_Assignment_.
The entries follow. Copy every line in which "JSON" appears.

┌─ Provided entries

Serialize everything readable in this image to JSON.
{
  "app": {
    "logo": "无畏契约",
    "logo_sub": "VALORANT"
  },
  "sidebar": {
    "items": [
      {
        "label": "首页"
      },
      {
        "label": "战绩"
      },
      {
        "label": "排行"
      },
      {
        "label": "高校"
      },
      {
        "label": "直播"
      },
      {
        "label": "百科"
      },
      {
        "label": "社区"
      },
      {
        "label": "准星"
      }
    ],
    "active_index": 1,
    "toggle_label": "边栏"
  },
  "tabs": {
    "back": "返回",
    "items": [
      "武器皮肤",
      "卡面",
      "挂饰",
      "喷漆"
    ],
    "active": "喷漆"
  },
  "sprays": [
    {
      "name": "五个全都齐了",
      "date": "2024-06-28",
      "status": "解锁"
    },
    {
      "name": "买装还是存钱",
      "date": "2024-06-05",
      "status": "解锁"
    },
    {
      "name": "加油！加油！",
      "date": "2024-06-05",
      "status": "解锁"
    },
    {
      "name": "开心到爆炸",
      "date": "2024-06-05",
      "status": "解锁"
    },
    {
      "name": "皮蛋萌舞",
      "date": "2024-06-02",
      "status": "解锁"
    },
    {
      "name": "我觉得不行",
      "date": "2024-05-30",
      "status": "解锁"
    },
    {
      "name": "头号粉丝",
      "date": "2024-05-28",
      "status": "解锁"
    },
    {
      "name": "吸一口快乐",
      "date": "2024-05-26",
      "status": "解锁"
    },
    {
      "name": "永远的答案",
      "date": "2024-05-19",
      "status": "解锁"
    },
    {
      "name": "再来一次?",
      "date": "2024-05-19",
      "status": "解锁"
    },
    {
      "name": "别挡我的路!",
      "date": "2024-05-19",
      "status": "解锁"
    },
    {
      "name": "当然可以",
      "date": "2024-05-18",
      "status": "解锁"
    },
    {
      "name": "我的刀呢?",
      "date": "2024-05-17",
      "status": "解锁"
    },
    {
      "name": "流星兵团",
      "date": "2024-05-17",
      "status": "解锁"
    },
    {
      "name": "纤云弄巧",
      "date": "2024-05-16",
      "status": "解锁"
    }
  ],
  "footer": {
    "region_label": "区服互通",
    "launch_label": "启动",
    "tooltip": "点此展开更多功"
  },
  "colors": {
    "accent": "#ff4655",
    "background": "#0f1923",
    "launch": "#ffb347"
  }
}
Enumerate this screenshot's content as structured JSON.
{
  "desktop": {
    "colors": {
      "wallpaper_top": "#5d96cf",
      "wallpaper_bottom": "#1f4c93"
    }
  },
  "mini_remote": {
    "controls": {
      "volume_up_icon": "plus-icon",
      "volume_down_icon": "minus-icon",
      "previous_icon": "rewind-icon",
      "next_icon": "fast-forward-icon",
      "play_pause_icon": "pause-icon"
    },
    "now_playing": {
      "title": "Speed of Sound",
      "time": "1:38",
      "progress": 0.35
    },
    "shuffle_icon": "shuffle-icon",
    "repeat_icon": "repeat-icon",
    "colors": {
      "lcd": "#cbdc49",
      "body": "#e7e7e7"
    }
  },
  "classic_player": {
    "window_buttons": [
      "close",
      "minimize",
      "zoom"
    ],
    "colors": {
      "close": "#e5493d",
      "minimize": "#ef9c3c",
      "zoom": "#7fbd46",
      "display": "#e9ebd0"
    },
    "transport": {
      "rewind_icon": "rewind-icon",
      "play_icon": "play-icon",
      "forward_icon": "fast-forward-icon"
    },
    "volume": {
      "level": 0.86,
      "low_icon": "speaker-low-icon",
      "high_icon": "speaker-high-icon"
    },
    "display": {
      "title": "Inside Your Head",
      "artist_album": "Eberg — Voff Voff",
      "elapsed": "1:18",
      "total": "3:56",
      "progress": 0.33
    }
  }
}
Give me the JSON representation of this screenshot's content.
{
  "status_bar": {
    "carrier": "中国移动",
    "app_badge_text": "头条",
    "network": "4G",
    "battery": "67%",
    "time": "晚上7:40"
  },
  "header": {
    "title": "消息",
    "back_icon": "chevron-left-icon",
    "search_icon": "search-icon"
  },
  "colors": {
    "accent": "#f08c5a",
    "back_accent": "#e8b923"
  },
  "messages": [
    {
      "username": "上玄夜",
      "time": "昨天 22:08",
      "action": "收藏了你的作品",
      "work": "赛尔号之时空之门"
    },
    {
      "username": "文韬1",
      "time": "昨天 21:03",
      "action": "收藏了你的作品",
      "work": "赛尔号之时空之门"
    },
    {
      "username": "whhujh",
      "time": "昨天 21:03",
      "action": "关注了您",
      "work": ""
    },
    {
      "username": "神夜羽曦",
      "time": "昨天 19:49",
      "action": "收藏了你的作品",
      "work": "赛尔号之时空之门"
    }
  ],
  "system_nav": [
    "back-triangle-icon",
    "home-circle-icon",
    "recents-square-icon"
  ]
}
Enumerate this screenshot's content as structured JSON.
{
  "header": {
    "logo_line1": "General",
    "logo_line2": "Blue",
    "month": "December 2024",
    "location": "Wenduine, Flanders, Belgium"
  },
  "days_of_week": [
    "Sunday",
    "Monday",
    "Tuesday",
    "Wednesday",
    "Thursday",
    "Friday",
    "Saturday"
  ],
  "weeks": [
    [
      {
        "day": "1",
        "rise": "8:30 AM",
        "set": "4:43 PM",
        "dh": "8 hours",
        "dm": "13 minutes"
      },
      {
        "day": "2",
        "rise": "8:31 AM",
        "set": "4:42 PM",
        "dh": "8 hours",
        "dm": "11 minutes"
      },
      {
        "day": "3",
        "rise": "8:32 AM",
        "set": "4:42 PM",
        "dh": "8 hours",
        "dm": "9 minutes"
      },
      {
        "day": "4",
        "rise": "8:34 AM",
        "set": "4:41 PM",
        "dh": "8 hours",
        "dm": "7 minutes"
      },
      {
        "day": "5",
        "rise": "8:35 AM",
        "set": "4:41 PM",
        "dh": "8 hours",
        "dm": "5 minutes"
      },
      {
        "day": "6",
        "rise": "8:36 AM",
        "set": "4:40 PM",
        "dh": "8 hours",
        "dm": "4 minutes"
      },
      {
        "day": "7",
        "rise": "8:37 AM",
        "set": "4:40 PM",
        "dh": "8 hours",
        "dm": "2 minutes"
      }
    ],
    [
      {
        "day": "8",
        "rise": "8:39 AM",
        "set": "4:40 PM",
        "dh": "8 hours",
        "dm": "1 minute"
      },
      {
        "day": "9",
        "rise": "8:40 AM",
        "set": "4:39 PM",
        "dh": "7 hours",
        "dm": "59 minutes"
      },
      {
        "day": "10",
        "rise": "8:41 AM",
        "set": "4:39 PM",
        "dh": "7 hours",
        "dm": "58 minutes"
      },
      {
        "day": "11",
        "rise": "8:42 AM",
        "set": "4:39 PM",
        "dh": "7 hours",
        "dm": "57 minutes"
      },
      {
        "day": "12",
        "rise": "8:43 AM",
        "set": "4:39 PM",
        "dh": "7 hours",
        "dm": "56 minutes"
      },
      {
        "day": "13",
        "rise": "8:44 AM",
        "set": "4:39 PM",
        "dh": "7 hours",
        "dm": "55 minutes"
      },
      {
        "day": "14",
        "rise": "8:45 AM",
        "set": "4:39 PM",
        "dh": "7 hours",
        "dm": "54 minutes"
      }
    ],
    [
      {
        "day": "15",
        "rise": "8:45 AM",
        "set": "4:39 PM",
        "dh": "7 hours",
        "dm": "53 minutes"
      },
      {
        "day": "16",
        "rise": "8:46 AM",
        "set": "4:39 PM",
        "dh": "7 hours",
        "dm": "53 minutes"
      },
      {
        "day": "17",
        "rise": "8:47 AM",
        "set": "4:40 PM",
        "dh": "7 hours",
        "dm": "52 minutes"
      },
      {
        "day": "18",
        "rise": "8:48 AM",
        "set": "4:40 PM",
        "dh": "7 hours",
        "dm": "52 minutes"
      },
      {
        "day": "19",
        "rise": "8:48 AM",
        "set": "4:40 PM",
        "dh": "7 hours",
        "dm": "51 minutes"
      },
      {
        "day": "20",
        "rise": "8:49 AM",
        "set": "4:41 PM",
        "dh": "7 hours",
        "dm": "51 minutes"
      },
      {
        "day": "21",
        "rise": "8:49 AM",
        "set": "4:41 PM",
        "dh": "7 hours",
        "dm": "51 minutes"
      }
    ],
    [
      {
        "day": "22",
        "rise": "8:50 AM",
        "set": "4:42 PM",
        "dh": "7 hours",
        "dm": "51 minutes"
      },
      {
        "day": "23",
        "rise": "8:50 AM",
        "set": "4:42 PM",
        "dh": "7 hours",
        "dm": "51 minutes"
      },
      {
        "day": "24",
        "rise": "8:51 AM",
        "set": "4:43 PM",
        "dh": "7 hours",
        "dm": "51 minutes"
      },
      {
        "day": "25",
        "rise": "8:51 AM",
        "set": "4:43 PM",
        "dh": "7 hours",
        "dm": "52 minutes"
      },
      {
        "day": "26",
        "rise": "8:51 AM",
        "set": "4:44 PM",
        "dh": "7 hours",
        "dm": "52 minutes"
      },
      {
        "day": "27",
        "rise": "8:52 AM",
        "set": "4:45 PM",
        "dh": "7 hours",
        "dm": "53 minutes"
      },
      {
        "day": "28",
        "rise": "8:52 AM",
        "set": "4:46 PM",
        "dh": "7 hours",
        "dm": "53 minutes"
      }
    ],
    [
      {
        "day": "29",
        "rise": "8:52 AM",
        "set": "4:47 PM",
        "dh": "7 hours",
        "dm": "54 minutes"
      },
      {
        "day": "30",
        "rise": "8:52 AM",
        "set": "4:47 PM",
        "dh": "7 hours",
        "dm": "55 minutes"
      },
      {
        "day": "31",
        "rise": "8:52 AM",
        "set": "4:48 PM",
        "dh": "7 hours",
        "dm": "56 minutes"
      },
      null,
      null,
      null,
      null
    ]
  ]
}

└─

_Written solution_.
Serialize everything readable in this image to JSON.
Enumerate this screenshot's content as structured JSON.
Give me the JSON representation of this screenshot's content.
Enumerate this screenshot's content as structured JSON.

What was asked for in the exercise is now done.